**REQUIREMENT**
Go through the records and count every line that holds "Interactive". Only the number belongs in the reply.

Data extracted from a collection:
---+---

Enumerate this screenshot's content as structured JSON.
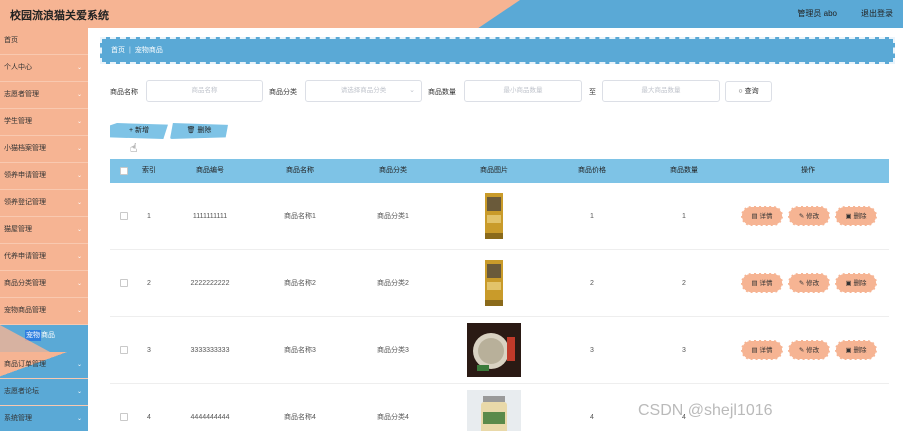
{
  "header": {
    "title": "校园流浪猫关爱系统",
    "user": "管理员 abo",
    "logout": "退出登录"
  },
  "sidebar": {
    "items": [
      {
        "label": "首页"
      },
      {
        "label": "个人中心"
      },
      {
        "label": "志愿者管理"
      },
      {
        "label": "学生管理"
      },
      {
        "label": "小猫档案管理"
      },
      {
        "label": "领养申请管理"
      },
      {
        "label": "领养登记管理"
      },
      {
        "label": "猫屋管理"
      },
      {
        "label": "代养申请管理"
      },
      {
        "label": "商品分类管理"
      },
      {
        "label": "宠物商品管理"
      }
    ],
    "active_sub": {
      "hl": "宠物",
      "rest": "商品"
    },
    "bottom_items": [
      {
        "label": "商品订单管理"
      },
      {
        "label": "志愿者论坛"
      },
      {
        "label": "系统管理"
      }
    ]
  },
  "breadcrumb": {
    "home": "首页",
    "sep": "|",
    "current": "宠物商品"
  },
  "search": {
    "name_label": "商品名称",
    "name_placeholder": "商品名称",
    "category_label": "商品分类",
    "category_placeholder": "请选择商品分类",
    "qty_label": "商品数量",
    "qty_min_placeholder": "最小商品数量",
    "to_label": "至",
    "qty_max_placeholder": "最大商品数量",
    "query_label": "查询"
  },
  "toolbar": {
    "add_label": "新增",
    "delete_label": "删除"
  },
  "table": {
    "headers": [
      "索引",
      "商品编号",
      "商品名称",
      "商品分类",
      "商品图片",
      "商品价格",
      "商品数量",
      "操作"
    ],
    "rows": [
      {
        "index": "1",
        "code": "1111111111",
        "name": "商品名称1",
        "category": "商品分类1",
        "price": "1",
        "qty": "1"
      },
      {
        "index": "2",
        "code": "2222222222",
        "name": "商品名称2",
        "category": "商品分类2",
        "price": "2",
        "qty": "2"
      },
      {
        "index": "3",
        "code": "3333333333",
        "name": "商品名称3",
        "category": "商品分类3",
        "price": "3",
        "qty": "3"
      },
      {
        "index": "4",
        "code": "4444444444",
        "name": "商品名称4",
        "category": "商品分类4",
        "price": "4",
        "qty": "4"
      }
    ],
    "actions": {
      "detail": "详情",
      "edit": "修改",
      "delete": "删除"
    }
  },
  "watermark": "CSDN @shejl1016",
  "colors": {
    "peach": "#f6b493",
    "blue": "#5aa9d6",
    "light_blue": "#7ec3e6",
    "highlight": "#2f7fe0"
  },
  "icons": {
    "detail": "detail-icon",
    "edit": "edit-icon",
    "delete": "trash-icon",
    "add": "plus-icon",
    "search": "search-icon",
    "chevron": "chevron-down-icon"
  }
}
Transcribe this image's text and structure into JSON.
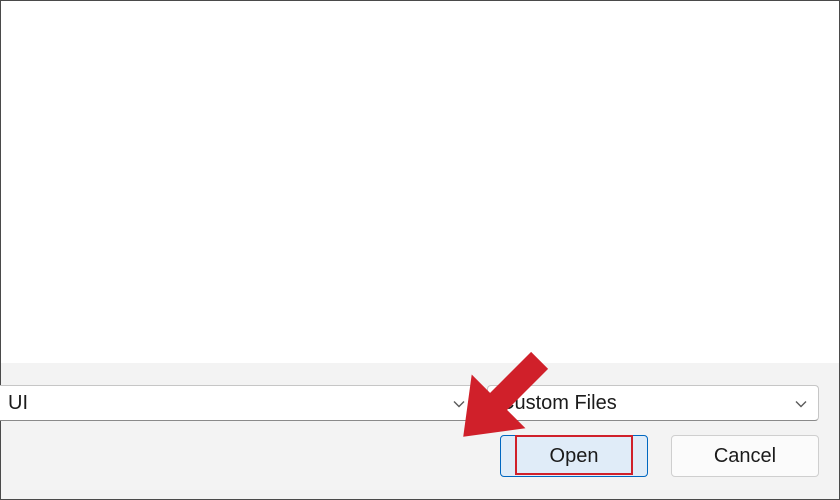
{
  "file_name_field": {
    "value": "UI"
  },
  "file_type_dropdown": {
    "selected": "Custom Files"
  },
  "buttons": {
    "open_label": "Open",
    "cancel_label": "Cancel"
  },
  "annotation": {
    "arrow_color": "#d0202a",
    "highlight_color": "#d0202a"
  }
}
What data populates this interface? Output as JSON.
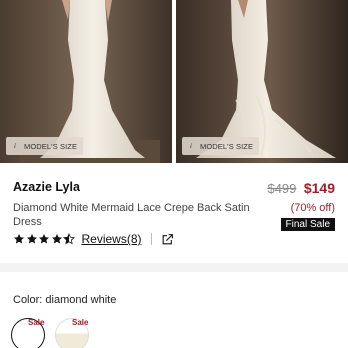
{
  "gallery": {
    "images": [
      {
        "tag": "MODEL'S SIZE"
      },
      {
        "tag": "MODEL'S SIZE"
      }
    ]
  },
  "product": {
    "brand": "Azazie Lyla",
    "subtitle": "Diamond White Mermaid Lace Crepe Back Satin Dress",
    "old_price": "$499",
    "new_price": "$149",
    "discount": "(70% off)",
    "final_sale": "Final Sale"
  },
  "rating": {
    "stars": 4.5,
    "reviews_label": "Reviews(8)"
  },
  "color": {
    "label": "Color: diamond white",
    "swatches": [
      {
        "badge": "Sale",
        "selected": true,
        "fill": "#ffffff"
      },
      {
        "badge": "Sale",
        "selected": false,
        "fill": "#f2ead8"
      }
    ]
  },
  "colors": {
    "accent": "#a0202a",
    "final_sale_bg": "#111111"
  }
}
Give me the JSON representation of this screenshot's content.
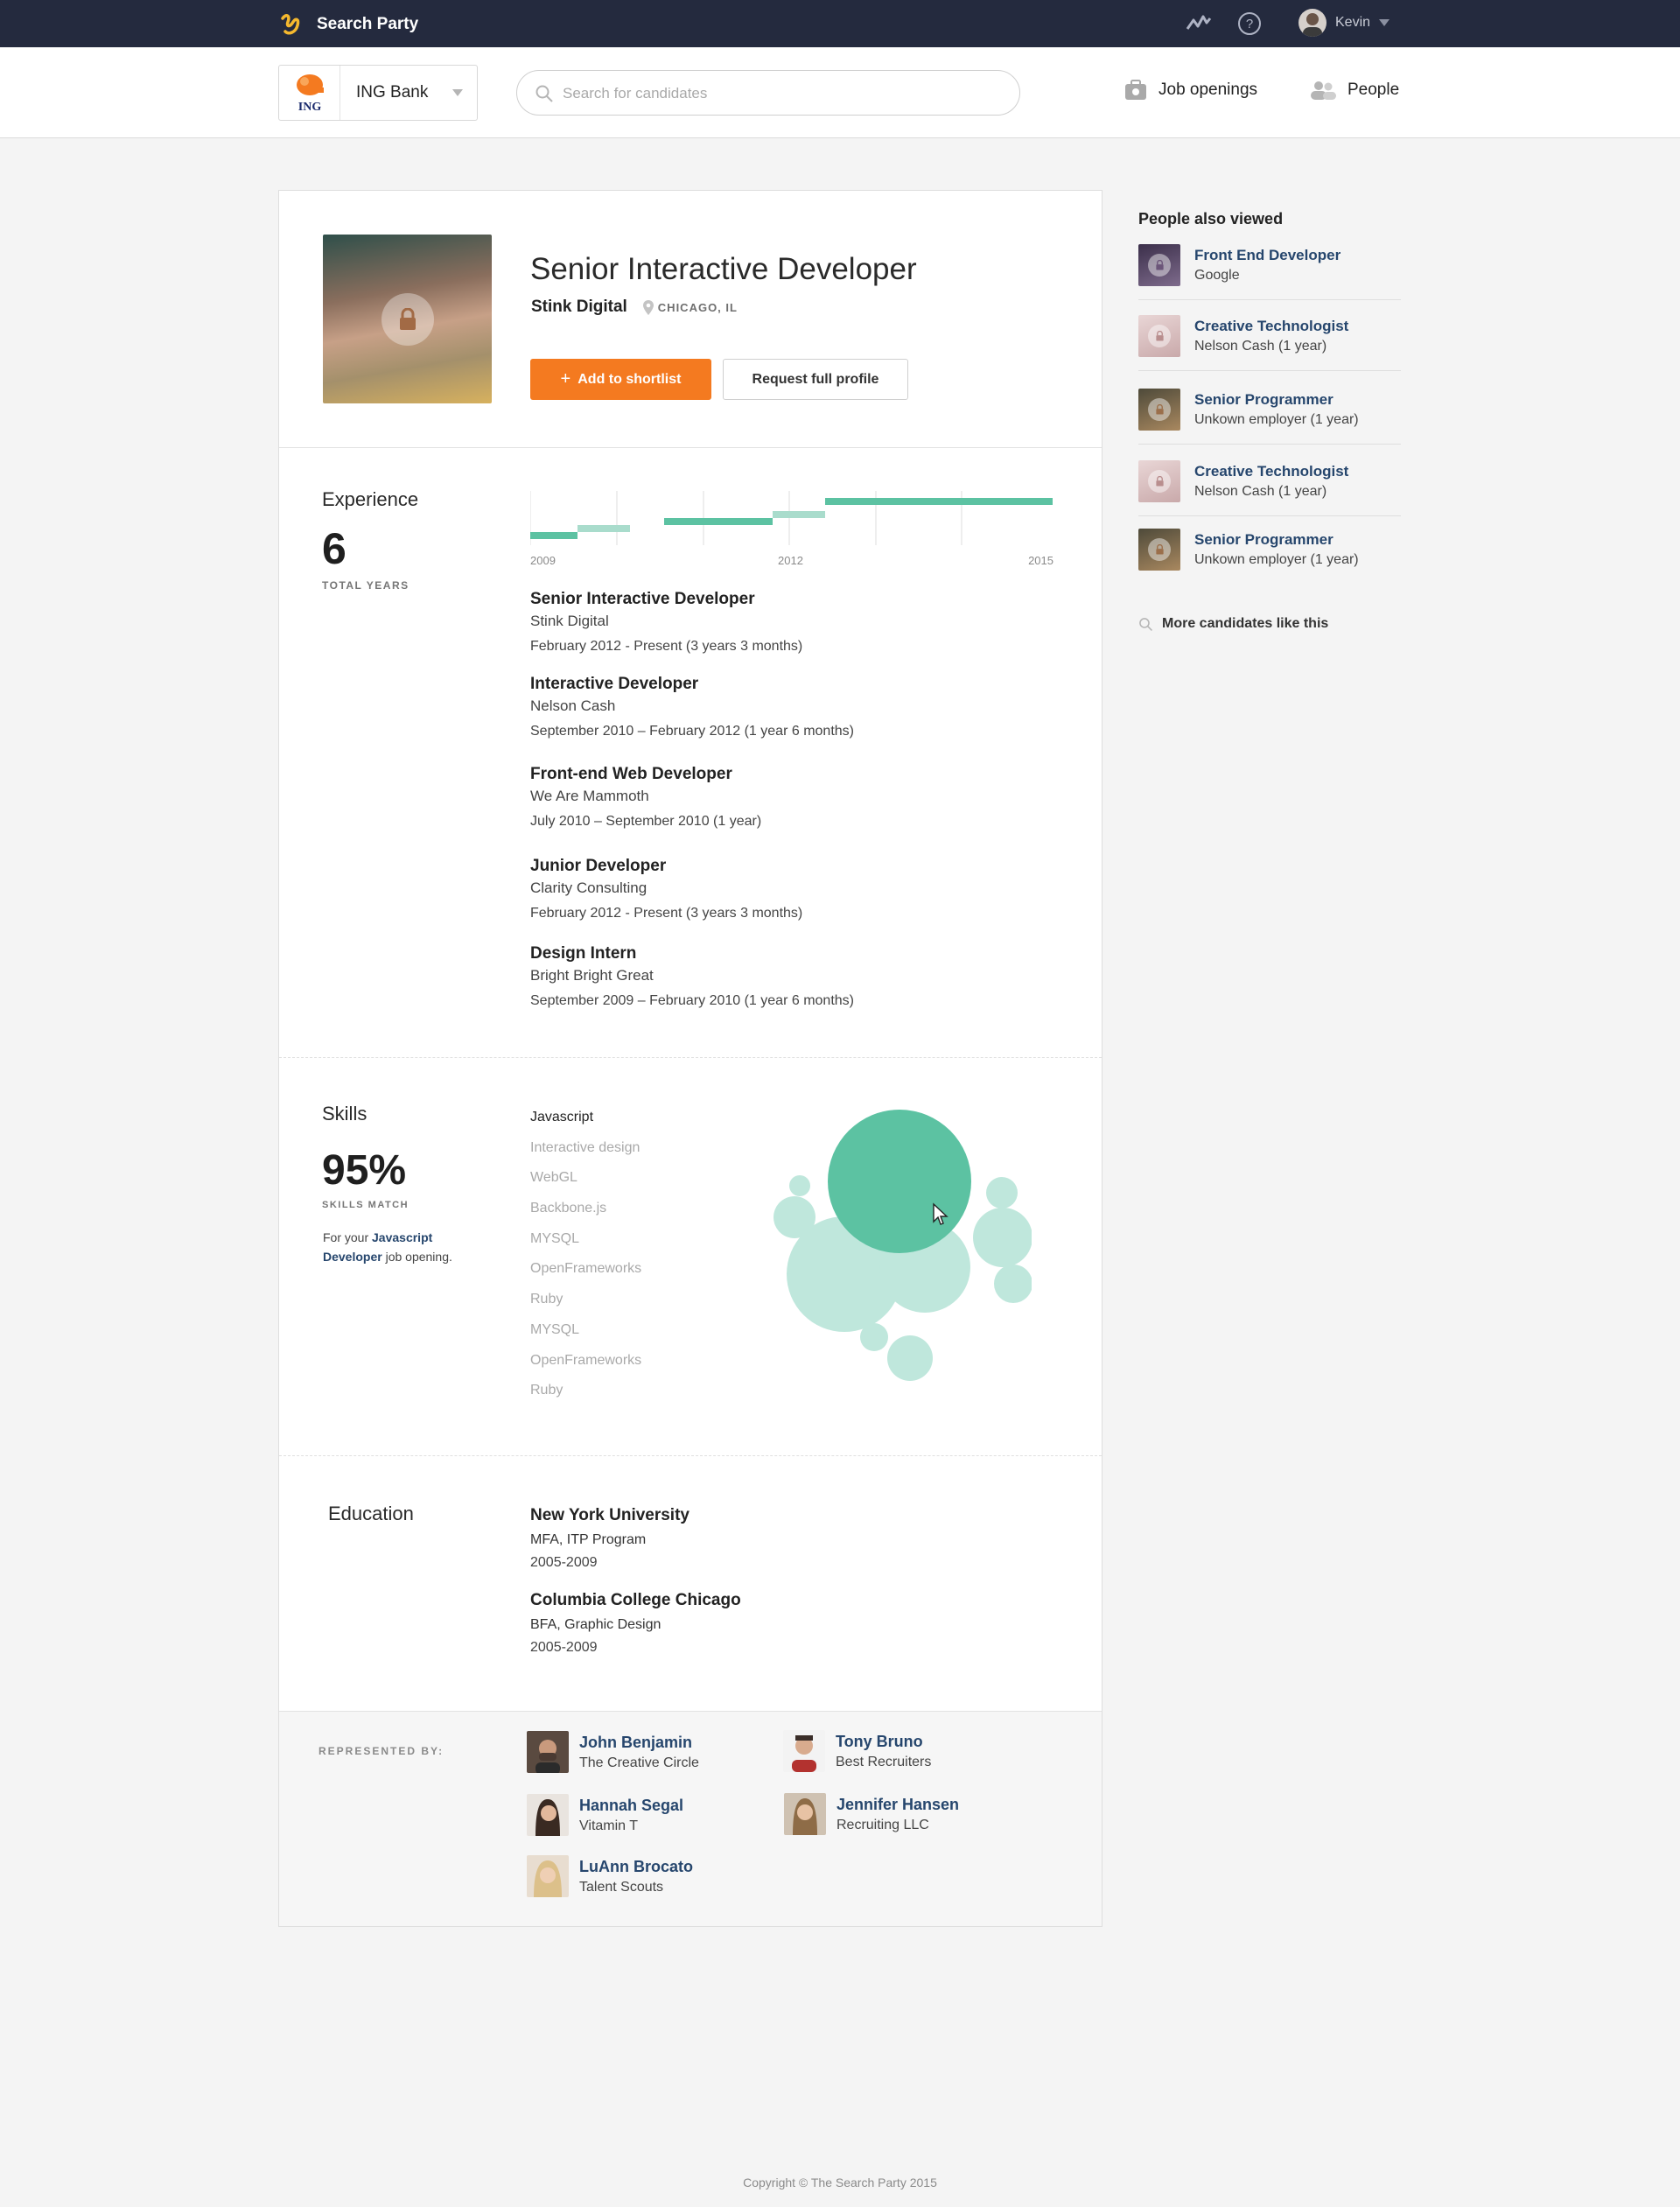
{
  "topbar": {
    "app_name": "Search Party",
    "user_name": "Kevin",
    "icons": [
      "pulse-icon",
      "help-icon",
      "caret-icon"
    ]
  },
  "header": {
    "company_name": "ING Bank",
    "company_logo_text": "ING",
    "search_placeholder": "Search for candidates",
    "nav": {
      "job_openings": "Job openings",
      "people": "People"
    }
  },
  "profile": {
    "title": "Senior Interactive Developer",
    "company": "Stink Digital",
    "location": "CHICAGO, IL",
    "add_button": "Add to shortlist",
    "request_button": "Request full profile"
  },
  "experience": {
    "section_title": "Experience",
    "total_years": "6",
    "total_label": "TOTAL YEARS",
    "axis_labels": [
      "2009",
      "2012",
      "2015"
    ],
    "items": [
      {
        "title": "Senior Interactive Developer",
        "company": "Stink Digital",
        "dates": "February 2012 - Present (3 years 3 months)"
      },
      {
        "title": "Interactive Developer",
        "company": "Nelson Cash",
        "dates": "September 2010 – February 2012 (1 year 6 months)"
      },
      {
        "title": "Front-end Web Developer",
        "company": "We Are Mammoth",
        "dates": "July 2010 – September 2010 (1 year)"
      },
      {
        "title": "Junior Developer",
        "company": "Clarity Consulting",
        "dates": "February 2012 - Present (3 years 3 months)"
      },
      {
        "title": "Design Intern",
        "company": "Bright Bright Great",
        "dates": "September 2009 – February 2010 (1 year 6 months)"
      }
    ]
  },
  "skills": {
    "section_title": "Skills",
    "match_percent": "95%",
    "match_label": "SKILLS MATCH",
    "match_prefix": "For your",
    "match_link": "Javascript Developer",
    "match_suffix": "job opening.",
    "list": [
      "Javascript",
      "Interactive design",
      "WebGL",
      "Backbone.js",
      "MYSQL",
      "OpenFrameworks",
      "Ruby",
      "MYSQL",
      "OpenFrameworks",
      "Ruby"
    ],
    "colors": {
      "primary": "#5cc2a2",
      "secondary": "#bfe7dc"
    }
  },
  "education": {
    "section_title": "Education",
    "items": [
      {
        "school": "New York University",
        "program": "MFA, ITP Program",
        "years": "2005-2009"
      },
      {
        "school": "Columbia College Chicago",
        "program": "BFA, Graphic Design",
        "years": "2005-2009"
      }
    ]
  },
  "represented": {
    "label": "REPRESENTED BY:",
    "recruiters": [
      {
        "name": "John Benjamin",
        "org": "The Creative Circle"
      },
      {
        "name": "Tony Bruno",
        "org": "Best Recruiters"
      },
      {
        "name": "Hannah Segal",
        "org": "Vitamin T"
      },
      {
        "name": "Jennifer Hansen",
        "org": "Recruiting LLC"
      },
      {
        "name": "LuAnn Brocato",
        "org": "Talent Scouts"
      }
    ]
  },
  "sidebar": {
    "title": "People also viewed",
    "items": [
      {
        "title": "Front End Developer",
        "org": "Google"
      },
      {
        "title": "Creative Technologist",
        "org": "Nelson Cash (1 year)"
      },
      {
        "title": "Senior Programmer",
        "org": "Unkown employer (1 year)"
      },
      {
        "title": "Creative Technologist",
        "org": "Nelson Cash (1 year)"
      },
      {
        "title": "Senior Programmer",
        "org": "Unkown employer (1 year)"
      }
    ],
    "more_link": "More candidates like this"
  },
  "footer": {
    "copyright": "Copyright © The Search Party 2015"
  },
  "colors": {
    "topbar": "#242a3e",
    "accent": "#f47a20",
    "link": "#26466d",
    "green": "#5cc2a2"
  }
}
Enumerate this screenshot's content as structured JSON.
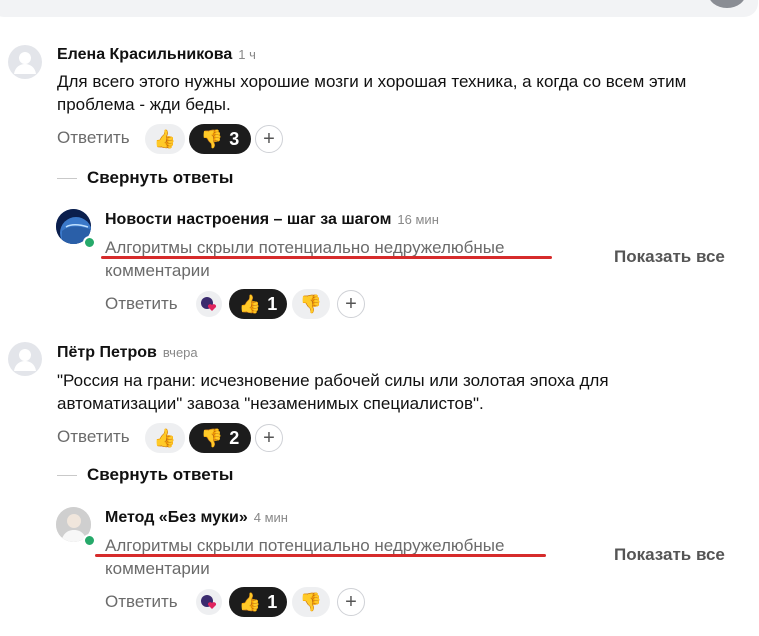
{
  "comments": [
    {
      "author": "Елена Красильникова",
      "time": "1 ч",
      "text": "Для всего этого нужны хорошие мозги и хорошая техника, а когда со всем этим проблема - жди беды.",
      "reply_label": "Ответить",
      "dislike_count": "3",
      "collapse_label": "Свернуть ответы",
      "reply": {
        "author": "Новости настроения – шаг за шагом",
        "time": "16 мин",
        "hidden_text": "Алгоритмы скрыли потенциально недружелюбные комментарии",
        "show_all": "Показать все",
        "reply_label": "Ответить",
        "like_count": "1"
      }
    },
    {
      "author": "Пётр Петров",
      "time": "вчера",
      "text": "\"Россия на грани: исчезновение рабочей силы или золотая эпоха для автоматизации\" завоза \"незаменимых специалистов\".",
      "reply_label": "Ответить",
      "dislike_count": "2",
      "collapse_label": "Свернуть ответы",
      "reply": {
        "author": "Метод «Без муки»",
        "time": "4 мин",
        "hidden_text": "Алгоритмы скрыли потенциально недружелюбные комментарии",
        "show_all": "Показать все",
        "reply_label": "Ответить",
        "like_count": "1"
      }
    }
  ],
  "icons": {
    "like": "thumbs-up-icon",
    "dislike": "thumbs-down-icon",
    "add_reaction": "plus-icon",
    "avatar_placeholder": "user-icon",
    "reaction_avatar": "heart-reaction-icon"
  },
  "colors": {
    "accent_red": "#d62b2b",
    "online": "#26a96a",
    "dark_pill": "#1c1c1c",
    "light_pill": "#eeeff1",
    "like_icon": "#f5a623"
  }
}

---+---

**SOLUTION TO THE PROBLEM**
4